PROBLEM:
Omit all pictures, then retype the data exactly as given.

DATA FOR REVIEW:
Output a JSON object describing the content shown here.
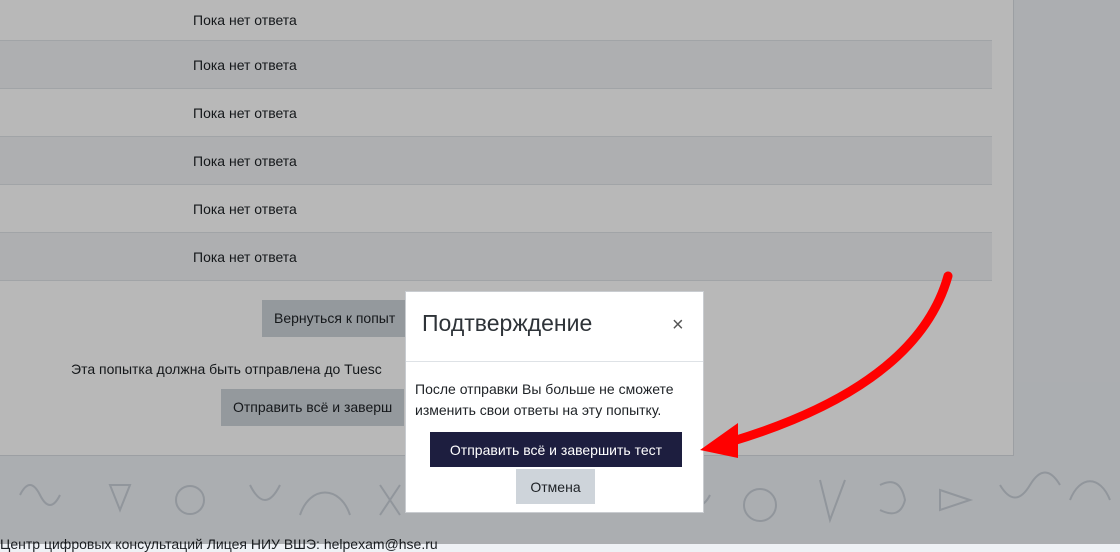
{
  "summary": {
    "rows": [
      {
        "status": "Пока нет ответа"
      },
      {
        "status": "Пока нет ответа"
      },
      {
        "status": "Пока нет ответа"
      },
      {
        "status": "Пока нет ответа"
      },
      {
        "status": "Пока нет ответа"
      },
      {
        "status": "Пока нет ответа"
      }
    ]
  },
  "page": {
    "return_button": "Вернуться к попыт",
    "deadline_text": "Эта попытка должна быть отправлена до Tuesc",
    "submit_button": "Отправить всё и заверш",
    "footer_text": "Центр цифровых консультаций Лицея НИУ ВШЭ: helpexam@hse.ru"
  },
  "modal": {
    "title": "Подтверждение",
    "close_symbol": "×",
    "body": "После отправки Вы больше не сможете изменить свои ответы на эту попытку.",
    "submit_label": "Отправить всё и завершить тест",
    "cancel_label": "Отмена"
  },
  "colors": {
    "primary": "#1d1e3f",
    "secondary": "#ced4da",
    "annotation_arrow": "#ff0000"
  },
  "icons": {
    "close": "close-icon",
    "arrow": "red-arrow-annotation"
  }
}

RESULT OF THIS TASK:
Output a JSON object describing the content shown here.
{
  "summary": {
    "rows": [
      {
        "status": "Пока нет ответа"
      },
      {
        "status": "Пока нет ответа"
      },
      {
        "status": "Пока нет ответа"
      },
      {
        "status": "Пока нет ответа"
      },
      {
        "status": "Пока нет ответа"
      },
      {
        "status": "Пока нет ответа"
      }
    ]
  },
  "page": {
    "return_button": "Вернуться к попыт",
    "deadline_text": "Эта попытка должна быть отправлена до Tuesc",
    "submit_button": "Отправить всё и заверш",
    "footer_text": "Центр цифровых консультаций Лицея НИУ ВШЭ: helpexam@hse.ru"
  },
  "modal": {
    "title": "Подтверждение",
    "close_symbol": "×",
    "body": "После отправки Вы больше не сможете изменить свои ответы на эту попытку.",
    "submit_label": "Отправить всё и завершить тест",
    "cancel_label": "Отмена"
  },
  "colors": {
    "primary": "#1d1e3f",
    "secondary": "#ced4da",
    "annotation_arrow": "#ff0000"
  },
  "icons": {
    "close": "close-icon",
    "arrow": "red-arrow-annotation"
  }
}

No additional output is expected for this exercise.